Conquering the Divide
With a commitment to internationality and diplomacy, Jean Benoit has helped build a stronger, more unified die industry.
by Jessica Millward
Canada is a nation of distinct and defined identities. The French-speaking population living around Montreal possesses its own cultureone very different from that of English-speaking Canadians, generally associated with the city of Toronto. Jean Benoit, founder and owner of Dieco Steel Rule Die, had a wishto bridge the gap between Canada's two cultures of diemaking/diecutting professionals.
As a long-time member of the International Association of Diecutting and Diemaking (IADD), Benoit has been dedicated to the expansion of the Can/Am chapter, and its mission of linking industry professionals throughout North America. For his ongoing commitment to an internationally minded industry, Jean Benoit has been selected as packagePRINTING's 1999 IADD Diecutter/Diemaker of the Year.
Benoit's diplomacy and "people skills" made their appearance early on in his career. While working in sales for both Procter & Gamble, and Cheseborough Ponds, Benoit recognized his entrepreneurial instincts. As Benoit observes, "going into business for yourself can offer a degree of satisfaction that is difficult to obtain elsewhere."
After visiting a neighboring dieboard jigger, Benoit became convinced he could create a diemaking organization with top-notch equipment and favorable working conditions for employees. Though he had never made a die himself, Benoit was certain that superior management of skilled people would prove successful.

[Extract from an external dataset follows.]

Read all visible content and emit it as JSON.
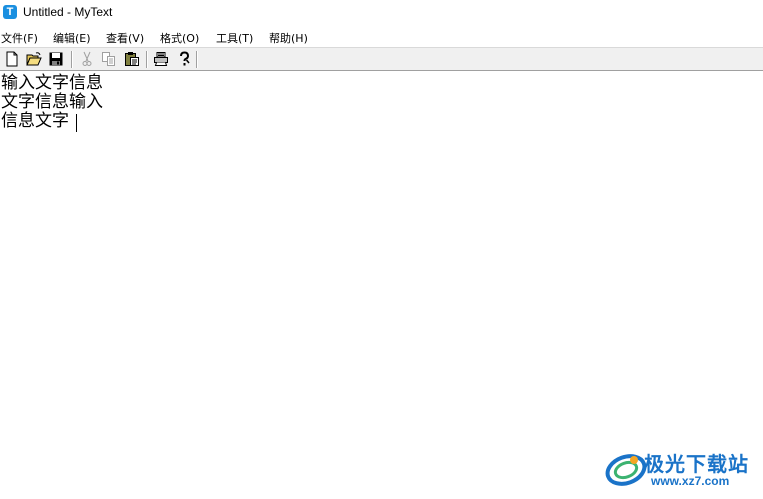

Leaving behind a secure job and a regular salary, Benoit founded Dieco Steel Rule Die in 1969, because, as he notes, "I was sure I could make a difference." Dieco set up shop in Laval, just north of Montreal, in 1,900 sq. ft. of office space. With very little capital, Benoit's wife, Helene, did the accounting and office workBenoit was salesman, production manager, and general manager.
The Benoits' commitment to providing value with superior service paid off. In 1974, the business moved to a larger office, and in 1978, Benoit bought the first Atlas laser available in Canada, thereby realizing his initial dream of easing the physical labor involved in die drawing and jigging. Using old Heidelberg, Miller, and Miehle presses, Dieco soon offered a diecutting service to existing customers.